Website and app data records:
--
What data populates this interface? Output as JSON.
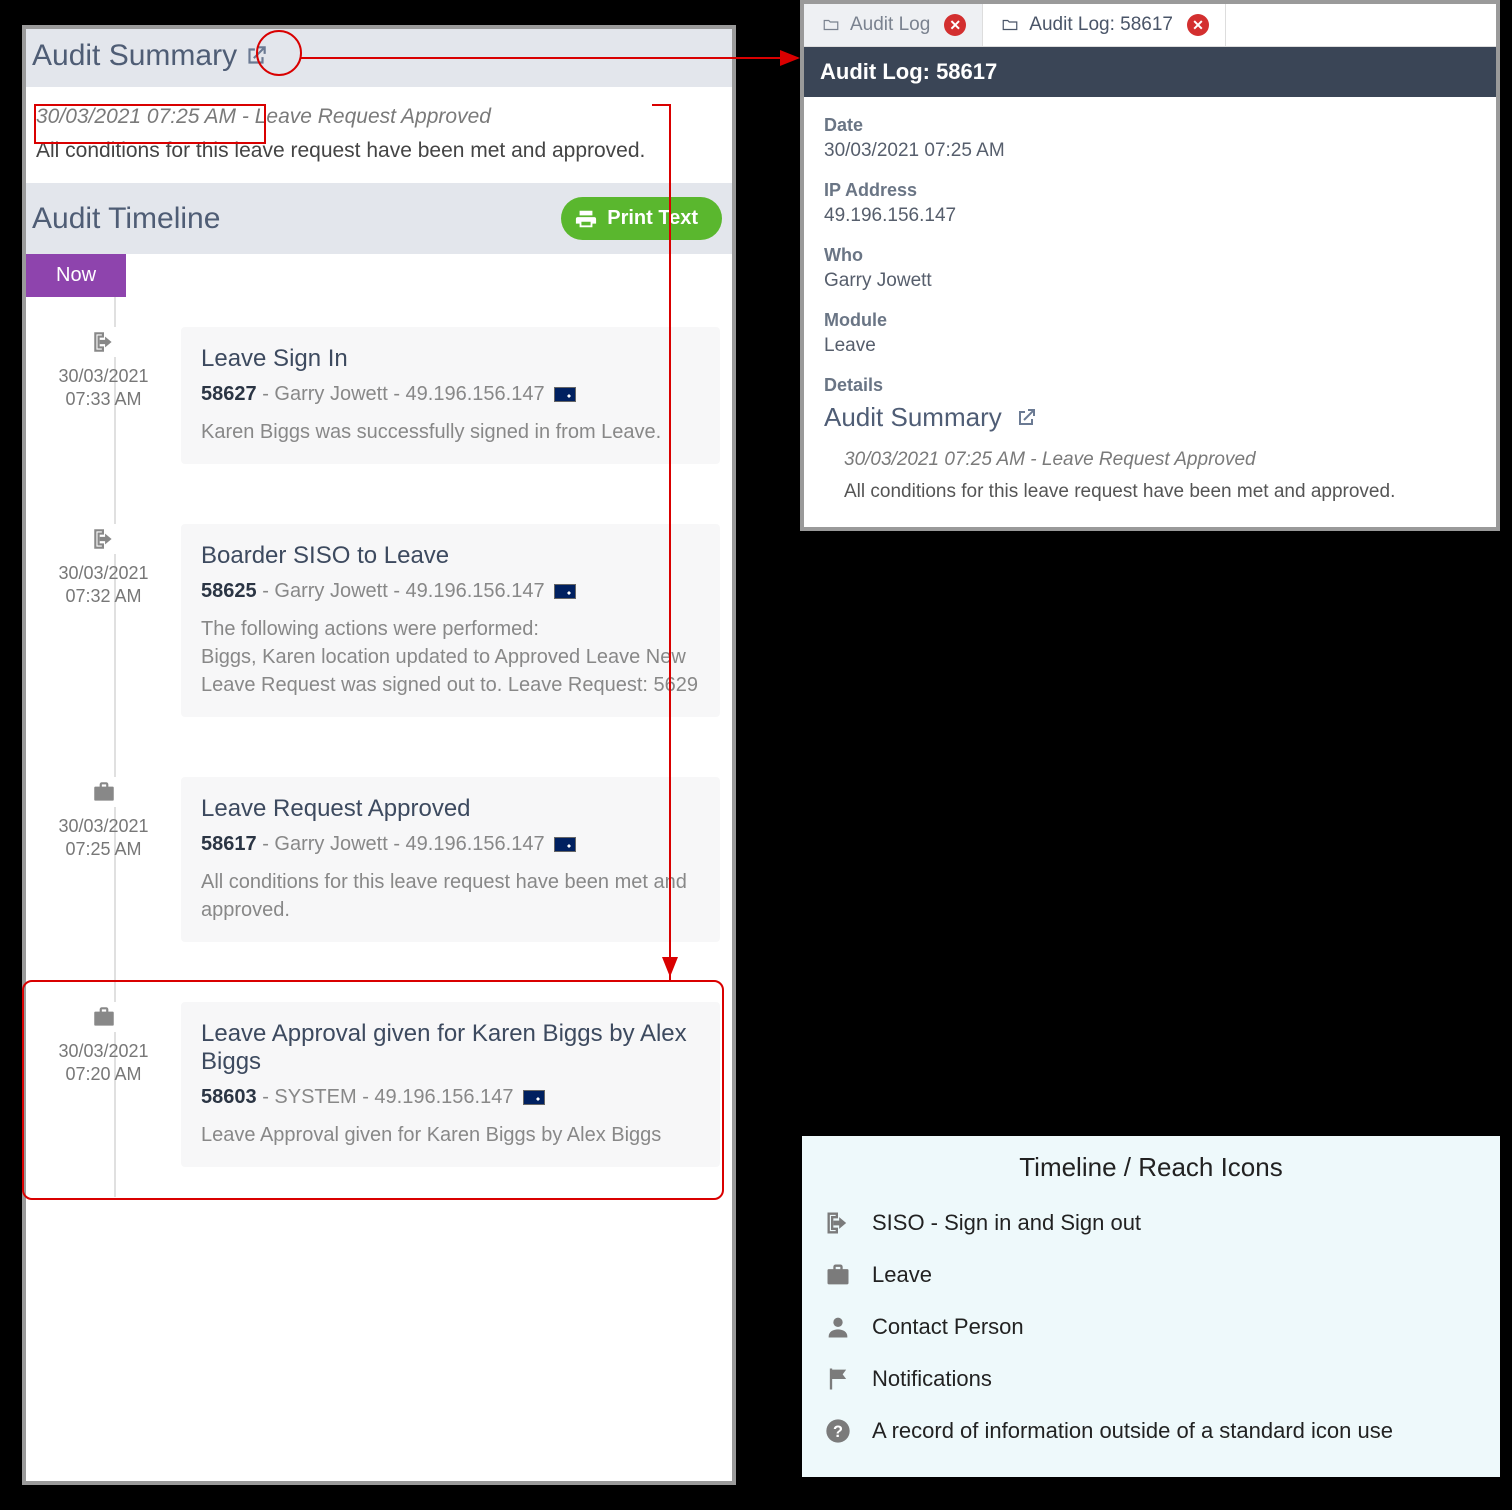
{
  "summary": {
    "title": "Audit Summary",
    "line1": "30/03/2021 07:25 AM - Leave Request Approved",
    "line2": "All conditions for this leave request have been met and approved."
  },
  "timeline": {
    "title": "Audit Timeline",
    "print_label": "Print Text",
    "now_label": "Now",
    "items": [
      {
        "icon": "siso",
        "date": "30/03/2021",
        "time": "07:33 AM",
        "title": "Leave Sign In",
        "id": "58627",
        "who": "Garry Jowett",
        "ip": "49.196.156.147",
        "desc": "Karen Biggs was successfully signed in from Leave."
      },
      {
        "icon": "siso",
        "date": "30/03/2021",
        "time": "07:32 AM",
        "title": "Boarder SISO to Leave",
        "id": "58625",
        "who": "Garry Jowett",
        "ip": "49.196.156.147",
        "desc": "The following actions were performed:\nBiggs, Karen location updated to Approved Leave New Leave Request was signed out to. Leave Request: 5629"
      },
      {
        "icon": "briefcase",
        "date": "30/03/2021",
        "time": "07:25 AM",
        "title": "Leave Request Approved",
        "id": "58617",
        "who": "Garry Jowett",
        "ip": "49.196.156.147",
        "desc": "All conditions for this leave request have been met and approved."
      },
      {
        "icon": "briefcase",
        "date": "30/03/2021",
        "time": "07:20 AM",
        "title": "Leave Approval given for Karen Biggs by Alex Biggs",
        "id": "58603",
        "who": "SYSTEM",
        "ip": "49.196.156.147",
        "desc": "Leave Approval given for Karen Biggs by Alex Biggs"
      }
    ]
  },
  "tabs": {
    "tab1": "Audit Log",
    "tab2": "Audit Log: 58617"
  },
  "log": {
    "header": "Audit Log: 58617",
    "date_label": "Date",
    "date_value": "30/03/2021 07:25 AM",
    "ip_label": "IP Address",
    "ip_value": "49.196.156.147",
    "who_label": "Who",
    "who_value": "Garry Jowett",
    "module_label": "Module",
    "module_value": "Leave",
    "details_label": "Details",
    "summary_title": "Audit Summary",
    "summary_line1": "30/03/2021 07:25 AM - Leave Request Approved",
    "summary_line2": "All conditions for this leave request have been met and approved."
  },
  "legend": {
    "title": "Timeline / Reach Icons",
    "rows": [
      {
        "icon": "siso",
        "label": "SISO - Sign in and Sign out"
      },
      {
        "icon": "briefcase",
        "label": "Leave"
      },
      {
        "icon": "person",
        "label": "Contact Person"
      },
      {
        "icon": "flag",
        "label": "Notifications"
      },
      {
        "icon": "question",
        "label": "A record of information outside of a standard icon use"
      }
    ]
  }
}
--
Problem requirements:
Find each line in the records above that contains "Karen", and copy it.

Expected output:
        "desc": "Karen Biggs was successfully signed in from Leave."
        "desc": "The following actions were performed:\nBiggs, Karen location updated to Approved Leave New Leave Request was signed out to. Leave Request: 5629"
        "title": "Leave Approval given for Karen Biggs by Alex Biggs",
        "desc": "Leave Approval given for Karen Biggs by Alex Biggs"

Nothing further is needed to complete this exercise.